Health risk assessments (HRAs) allow you to get a big-picture view of your population. You always have opportunity to provide resources on an individual basis and offer assistance before someone hits “high-risk” status. But one of the benefits when population buy-in is high is that you can also see prevalent unhealthy habits and potentially intercept chronic diseases on a larger scale.
Consider an organization with a varied workforce. As you look at your data, you may notice low flu vaccination rates or high sugar intakes in wide swaths of your population. Perhaps workers in a particular age group are inactive and at higher risk of cardiovascular disease, for example. Either way – whether systemic or demographic – observations such as these will allow you to determine which types of interventions are appropriate for your population.
When we looked at aggregated customer data from Wellsource Workforce HRAs completed in 2017, we observed that:
- About half (55%) do not meet the recommended physical activity level of at least 30 minutes per day and strength-building exercises two times a week
- Nearly 9 in 10 (87%) of employees experienced some level of stress and 3 in 5 said they were under continual or frequent stress
It’s likely that similar statistics exist within your organization. So how can you provide assistance and see a positive trend in self-reported fitness, stress management, and sleep?
A Sedentary Lifestyle
Help combat the risks associated with a sedentary lifestyle – such as obesity, type 2 diabetes, and cardiovascular disease – by encouraging your population to get moving:
- Holding walking and stand-up meetings
- Taking a minute to stretch every hour or two during the day
- Using apps to remind employees to stand up from their desks or go on break
- Providing standing desks to those who want them
- Asking managers to encourage their teams to step away from their desk and take a quick walk
We should note that doing things like starting FitBit competitions sound great in theory, but can backfire when put into place in a work setting.
High Stress Levels
Psychological distress can lead to chronic conditions. And with nearly half of American adults self-identifying as “work martyrs,” it’s very likely that making changes in the workplace – or at least to the workday – could make a big impact.
To help lower stress levels, promote the benefits your population is entitled to, such as Paid Time Off (PTO) and sick time.

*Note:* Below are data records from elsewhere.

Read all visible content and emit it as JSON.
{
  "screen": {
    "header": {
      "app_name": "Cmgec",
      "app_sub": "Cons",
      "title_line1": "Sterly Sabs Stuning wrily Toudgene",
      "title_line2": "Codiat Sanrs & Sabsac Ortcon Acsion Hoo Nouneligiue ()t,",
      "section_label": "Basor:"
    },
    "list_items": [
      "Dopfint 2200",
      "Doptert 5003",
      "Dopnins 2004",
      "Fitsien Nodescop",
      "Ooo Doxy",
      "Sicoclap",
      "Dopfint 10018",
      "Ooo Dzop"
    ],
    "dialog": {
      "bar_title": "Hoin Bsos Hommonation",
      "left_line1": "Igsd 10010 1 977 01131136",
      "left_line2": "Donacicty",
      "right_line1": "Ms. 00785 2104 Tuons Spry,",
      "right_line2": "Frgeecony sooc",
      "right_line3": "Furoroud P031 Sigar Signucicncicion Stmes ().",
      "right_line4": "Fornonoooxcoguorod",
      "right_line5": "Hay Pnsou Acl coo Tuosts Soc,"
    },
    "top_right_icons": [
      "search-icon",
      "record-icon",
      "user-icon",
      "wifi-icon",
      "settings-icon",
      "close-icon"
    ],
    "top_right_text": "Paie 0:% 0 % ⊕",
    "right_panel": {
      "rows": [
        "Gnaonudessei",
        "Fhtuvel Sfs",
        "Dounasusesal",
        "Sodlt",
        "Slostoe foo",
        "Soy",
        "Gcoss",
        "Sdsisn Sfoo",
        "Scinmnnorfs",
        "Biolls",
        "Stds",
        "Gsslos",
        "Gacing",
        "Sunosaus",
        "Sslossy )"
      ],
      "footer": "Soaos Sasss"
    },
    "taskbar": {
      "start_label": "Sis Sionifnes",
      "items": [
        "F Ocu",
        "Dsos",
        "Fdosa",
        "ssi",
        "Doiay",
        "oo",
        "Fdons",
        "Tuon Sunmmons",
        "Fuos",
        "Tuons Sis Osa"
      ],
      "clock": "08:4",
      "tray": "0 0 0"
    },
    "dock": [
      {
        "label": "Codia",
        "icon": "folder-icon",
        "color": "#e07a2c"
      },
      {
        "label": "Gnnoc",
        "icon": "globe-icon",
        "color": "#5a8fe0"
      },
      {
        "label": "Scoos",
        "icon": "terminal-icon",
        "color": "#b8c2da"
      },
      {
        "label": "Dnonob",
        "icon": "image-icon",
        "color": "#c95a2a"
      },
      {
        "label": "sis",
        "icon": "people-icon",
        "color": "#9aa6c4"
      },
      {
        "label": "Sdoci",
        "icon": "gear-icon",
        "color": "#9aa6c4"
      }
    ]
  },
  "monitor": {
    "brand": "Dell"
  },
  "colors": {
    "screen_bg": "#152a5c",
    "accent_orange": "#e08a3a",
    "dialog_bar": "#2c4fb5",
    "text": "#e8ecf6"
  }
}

Also, when possible, let them know that it’s okay to shut things down for the day – just because they receive an email or Slack message at 10 p.m. doesn’t mean they have to answer it. It will still be there in the morning.
It’s unlikely that you’ll be able to force anyone to take a vacation or not look at their phone, but you can help them make their time in the office more comfortable, literally. Interestingly, physical discomfort often leads to high levels of workplace stress. Provide your population with resources on ergonomic posture and do your best to provide new chairs, monitor stands, or footrests to those who would benefit from them.
You can also give tips on how to meditate, manage their calendars, or handle conflict in the workplace.
There are likely other trends within your population that you could help address. It should be noted that interventions must align with both need and change readiness. To learn more about helping your population make changes to their lifestyle, download our whitepaper, Change Readiness: The Critical Component to Wellness Engagement.